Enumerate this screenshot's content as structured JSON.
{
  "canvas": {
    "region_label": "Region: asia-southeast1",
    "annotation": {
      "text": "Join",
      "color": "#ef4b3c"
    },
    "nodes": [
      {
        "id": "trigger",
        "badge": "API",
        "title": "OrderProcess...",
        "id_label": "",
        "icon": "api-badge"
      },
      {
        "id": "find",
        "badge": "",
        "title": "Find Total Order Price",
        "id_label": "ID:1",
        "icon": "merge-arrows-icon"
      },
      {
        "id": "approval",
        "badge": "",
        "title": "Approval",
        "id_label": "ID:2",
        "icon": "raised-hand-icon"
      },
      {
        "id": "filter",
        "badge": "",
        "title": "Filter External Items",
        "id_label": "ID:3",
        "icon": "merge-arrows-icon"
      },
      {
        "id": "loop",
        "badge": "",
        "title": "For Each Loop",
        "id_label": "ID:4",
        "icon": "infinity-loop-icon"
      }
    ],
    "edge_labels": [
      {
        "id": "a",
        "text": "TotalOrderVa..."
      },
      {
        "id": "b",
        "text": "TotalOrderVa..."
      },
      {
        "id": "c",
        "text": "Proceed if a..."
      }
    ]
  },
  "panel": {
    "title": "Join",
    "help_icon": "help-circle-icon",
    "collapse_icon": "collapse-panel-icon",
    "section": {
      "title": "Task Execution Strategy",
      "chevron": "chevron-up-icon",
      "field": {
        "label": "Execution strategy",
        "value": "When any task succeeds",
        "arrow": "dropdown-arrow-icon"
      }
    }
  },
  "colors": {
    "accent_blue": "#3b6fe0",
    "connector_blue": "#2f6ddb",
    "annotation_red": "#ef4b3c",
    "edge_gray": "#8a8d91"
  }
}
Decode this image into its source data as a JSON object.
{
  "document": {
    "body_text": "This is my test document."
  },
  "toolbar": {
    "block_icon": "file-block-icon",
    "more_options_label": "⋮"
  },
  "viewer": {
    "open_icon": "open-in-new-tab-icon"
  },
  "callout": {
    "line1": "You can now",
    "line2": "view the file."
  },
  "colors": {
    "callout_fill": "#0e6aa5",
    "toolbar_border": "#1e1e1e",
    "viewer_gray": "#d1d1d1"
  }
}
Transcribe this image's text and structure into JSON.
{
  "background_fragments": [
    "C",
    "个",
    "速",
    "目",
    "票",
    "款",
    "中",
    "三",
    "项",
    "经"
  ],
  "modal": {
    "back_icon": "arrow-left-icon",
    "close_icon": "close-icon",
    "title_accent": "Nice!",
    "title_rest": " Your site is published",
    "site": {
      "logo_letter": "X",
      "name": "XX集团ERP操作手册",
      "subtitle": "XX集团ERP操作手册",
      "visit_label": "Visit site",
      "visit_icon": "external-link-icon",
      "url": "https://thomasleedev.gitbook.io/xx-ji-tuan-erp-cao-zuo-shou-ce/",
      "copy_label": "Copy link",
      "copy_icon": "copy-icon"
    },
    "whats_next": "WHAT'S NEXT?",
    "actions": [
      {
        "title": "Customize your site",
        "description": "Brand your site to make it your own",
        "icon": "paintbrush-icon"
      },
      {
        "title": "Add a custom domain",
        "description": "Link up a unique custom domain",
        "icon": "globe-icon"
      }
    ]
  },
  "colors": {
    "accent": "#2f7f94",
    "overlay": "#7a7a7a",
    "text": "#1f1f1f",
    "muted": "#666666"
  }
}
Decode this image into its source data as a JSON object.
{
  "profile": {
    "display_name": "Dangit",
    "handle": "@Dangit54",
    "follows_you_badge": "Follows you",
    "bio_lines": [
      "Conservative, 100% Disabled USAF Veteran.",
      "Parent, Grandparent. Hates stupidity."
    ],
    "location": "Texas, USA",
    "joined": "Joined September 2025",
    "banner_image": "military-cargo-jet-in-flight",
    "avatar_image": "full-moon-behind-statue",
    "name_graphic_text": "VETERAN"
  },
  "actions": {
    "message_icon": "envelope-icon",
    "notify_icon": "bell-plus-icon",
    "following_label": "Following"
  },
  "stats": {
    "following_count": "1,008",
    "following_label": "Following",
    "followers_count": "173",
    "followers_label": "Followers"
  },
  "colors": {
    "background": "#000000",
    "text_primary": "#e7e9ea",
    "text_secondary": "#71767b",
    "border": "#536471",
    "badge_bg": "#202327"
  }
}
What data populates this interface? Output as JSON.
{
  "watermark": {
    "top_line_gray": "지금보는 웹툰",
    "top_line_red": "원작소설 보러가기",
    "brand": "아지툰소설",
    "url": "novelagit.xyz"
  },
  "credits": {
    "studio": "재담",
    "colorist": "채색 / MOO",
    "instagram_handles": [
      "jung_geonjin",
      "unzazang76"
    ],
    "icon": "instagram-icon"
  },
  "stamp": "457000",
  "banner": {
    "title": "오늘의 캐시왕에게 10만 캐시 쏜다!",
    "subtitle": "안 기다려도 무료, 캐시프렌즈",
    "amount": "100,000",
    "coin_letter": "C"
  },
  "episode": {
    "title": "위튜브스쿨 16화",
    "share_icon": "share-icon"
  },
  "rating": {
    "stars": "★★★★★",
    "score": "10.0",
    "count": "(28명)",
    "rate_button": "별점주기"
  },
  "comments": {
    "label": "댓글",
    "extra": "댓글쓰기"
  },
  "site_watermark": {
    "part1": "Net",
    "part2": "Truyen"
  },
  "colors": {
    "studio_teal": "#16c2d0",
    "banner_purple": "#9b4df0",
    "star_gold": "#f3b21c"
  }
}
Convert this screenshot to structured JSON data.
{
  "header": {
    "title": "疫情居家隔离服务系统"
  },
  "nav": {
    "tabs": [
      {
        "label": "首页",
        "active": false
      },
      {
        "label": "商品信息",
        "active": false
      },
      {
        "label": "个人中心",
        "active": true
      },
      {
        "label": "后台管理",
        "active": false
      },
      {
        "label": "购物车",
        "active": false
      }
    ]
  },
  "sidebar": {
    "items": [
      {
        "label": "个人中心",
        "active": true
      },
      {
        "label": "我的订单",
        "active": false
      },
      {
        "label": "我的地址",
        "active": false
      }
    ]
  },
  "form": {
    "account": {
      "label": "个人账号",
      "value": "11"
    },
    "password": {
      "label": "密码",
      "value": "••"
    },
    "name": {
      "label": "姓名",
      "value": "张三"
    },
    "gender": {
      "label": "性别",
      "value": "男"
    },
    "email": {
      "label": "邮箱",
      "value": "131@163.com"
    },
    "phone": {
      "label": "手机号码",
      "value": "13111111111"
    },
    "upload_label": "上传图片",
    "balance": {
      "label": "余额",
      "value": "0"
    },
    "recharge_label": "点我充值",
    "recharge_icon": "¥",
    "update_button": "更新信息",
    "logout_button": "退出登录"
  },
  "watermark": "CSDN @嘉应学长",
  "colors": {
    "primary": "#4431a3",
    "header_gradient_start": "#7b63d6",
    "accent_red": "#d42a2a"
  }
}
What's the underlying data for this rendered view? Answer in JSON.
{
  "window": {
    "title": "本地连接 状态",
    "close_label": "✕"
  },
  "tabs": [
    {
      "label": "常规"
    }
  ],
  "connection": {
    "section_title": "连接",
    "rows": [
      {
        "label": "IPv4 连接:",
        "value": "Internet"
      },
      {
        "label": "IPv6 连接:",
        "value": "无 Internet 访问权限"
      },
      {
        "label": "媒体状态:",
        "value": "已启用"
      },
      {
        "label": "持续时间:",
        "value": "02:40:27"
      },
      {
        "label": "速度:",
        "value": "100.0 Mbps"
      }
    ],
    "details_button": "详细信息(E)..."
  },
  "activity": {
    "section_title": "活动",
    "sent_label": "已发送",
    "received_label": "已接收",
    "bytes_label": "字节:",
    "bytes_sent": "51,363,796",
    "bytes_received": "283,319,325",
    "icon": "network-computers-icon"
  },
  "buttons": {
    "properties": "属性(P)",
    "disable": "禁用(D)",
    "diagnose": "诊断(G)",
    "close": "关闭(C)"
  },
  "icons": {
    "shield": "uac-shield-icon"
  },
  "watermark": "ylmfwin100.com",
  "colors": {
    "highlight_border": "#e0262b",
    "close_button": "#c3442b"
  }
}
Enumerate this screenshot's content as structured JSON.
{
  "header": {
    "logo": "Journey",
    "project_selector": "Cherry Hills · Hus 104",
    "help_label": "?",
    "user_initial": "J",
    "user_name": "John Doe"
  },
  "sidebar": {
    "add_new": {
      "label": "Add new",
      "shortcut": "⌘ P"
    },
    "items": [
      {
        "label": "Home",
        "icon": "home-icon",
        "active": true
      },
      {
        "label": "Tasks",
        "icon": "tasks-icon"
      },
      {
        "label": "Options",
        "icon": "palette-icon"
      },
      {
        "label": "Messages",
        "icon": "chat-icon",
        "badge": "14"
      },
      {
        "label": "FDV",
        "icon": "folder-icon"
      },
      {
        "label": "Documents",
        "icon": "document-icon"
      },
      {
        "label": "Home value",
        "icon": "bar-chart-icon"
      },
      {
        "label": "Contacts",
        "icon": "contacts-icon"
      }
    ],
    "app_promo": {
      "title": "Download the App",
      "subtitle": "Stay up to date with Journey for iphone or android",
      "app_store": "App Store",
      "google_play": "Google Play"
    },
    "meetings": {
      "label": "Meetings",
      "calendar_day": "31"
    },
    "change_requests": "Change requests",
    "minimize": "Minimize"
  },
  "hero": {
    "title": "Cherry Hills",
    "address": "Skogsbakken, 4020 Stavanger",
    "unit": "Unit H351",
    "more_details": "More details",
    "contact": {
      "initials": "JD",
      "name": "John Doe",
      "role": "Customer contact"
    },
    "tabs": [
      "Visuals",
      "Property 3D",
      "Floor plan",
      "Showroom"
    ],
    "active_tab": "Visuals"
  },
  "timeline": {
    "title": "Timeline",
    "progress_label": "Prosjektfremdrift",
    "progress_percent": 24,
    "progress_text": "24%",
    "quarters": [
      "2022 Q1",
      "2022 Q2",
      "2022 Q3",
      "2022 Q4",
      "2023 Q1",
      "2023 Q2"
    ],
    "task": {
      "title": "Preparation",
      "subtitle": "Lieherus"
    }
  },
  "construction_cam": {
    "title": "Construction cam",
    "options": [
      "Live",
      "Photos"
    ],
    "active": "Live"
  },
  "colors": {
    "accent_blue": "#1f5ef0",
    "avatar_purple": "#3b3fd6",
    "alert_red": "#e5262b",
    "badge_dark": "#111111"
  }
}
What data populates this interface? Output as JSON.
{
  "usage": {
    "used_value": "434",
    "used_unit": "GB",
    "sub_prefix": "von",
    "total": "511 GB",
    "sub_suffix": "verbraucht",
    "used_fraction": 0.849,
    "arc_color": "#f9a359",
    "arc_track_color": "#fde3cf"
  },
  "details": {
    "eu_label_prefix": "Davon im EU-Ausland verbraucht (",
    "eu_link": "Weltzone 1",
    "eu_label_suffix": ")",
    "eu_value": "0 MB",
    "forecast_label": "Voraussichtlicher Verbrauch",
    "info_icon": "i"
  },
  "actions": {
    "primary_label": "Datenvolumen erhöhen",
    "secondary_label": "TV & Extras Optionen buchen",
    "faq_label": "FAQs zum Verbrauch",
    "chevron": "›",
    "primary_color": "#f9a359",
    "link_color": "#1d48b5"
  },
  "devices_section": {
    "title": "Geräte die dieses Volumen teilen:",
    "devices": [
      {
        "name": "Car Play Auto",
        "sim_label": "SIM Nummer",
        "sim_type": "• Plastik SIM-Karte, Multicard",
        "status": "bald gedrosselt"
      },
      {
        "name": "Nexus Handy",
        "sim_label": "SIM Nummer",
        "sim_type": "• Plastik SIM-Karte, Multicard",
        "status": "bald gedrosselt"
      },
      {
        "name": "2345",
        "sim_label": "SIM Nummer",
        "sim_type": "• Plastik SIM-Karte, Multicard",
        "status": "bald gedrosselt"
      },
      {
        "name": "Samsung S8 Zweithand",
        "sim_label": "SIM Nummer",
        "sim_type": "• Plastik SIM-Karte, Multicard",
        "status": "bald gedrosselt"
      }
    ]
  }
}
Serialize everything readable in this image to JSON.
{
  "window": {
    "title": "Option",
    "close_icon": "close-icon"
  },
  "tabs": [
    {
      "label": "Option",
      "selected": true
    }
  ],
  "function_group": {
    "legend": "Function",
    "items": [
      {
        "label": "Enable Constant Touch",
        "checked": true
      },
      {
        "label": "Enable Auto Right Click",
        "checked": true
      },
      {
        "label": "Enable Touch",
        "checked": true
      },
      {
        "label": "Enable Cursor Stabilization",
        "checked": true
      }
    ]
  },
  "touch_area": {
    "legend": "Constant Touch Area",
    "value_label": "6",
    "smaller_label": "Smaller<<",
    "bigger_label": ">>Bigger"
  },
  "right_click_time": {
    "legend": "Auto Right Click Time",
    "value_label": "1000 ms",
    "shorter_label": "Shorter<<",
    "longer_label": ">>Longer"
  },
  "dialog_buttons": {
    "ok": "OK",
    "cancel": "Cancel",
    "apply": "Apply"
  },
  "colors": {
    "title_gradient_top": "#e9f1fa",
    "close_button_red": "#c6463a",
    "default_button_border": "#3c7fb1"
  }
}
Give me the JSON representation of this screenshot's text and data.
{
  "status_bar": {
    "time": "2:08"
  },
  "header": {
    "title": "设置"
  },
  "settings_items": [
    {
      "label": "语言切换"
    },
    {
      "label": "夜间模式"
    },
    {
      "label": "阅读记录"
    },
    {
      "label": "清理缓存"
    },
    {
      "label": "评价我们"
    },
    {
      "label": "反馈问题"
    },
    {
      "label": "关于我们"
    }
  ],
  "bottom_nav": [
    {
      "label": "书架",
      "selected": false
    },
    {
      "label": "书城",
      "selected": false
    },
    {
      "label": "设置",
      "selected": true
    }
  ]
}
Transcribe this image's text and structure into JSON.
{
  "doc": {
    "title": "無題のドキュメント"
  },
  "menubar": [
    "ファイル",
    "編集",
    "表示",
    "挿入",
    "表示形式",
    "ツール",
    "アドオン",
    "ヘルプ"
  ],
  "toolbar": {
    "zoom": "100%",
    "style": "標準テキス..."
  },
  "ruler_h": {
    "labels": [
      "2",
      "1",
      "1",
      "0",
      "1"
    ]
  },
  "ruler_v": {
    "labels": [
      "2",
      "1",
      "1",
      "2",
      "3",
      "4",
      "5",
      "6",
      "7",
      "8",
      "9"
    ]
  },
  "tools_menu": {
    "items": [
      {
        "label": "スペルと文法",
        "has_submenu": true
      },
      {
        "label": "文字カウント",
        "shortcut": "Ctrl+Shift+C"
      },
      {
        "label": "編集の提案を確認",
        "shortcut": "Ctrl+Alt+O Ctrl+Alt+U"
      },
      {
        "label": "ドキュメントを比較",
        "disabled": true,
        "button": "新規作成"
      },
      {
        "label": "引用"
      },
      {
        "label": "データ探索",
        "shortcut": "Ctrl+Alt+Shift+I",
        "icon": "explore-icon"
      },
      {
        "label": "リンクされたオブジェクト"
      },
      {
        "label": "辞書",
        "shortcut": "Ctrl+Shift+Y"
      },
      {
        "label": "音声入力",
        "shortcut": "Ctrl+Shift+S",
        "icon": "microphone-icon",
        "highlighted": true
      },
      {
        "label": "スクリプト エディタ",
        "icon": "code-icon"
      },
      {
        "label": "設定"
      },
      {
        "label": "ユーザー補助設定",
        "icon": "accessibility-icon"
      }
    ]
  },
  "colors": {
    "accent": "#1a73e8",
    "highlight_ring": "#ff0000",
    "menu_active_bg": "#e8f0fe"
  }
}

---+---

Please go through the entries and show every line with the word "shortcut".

      "shortcut": "⌘ P"
        "shortcut": "Ctrl+Shift+C"
        "shortcut": "Ctrl+Alt+O Ctrl+Alt+U"
        "shortcut": "Ctrl+Alt+Shift+I",
        "shortcut": "Ctrl+Shift+Y"
        "shortcut": "Ctrl+Shift+S",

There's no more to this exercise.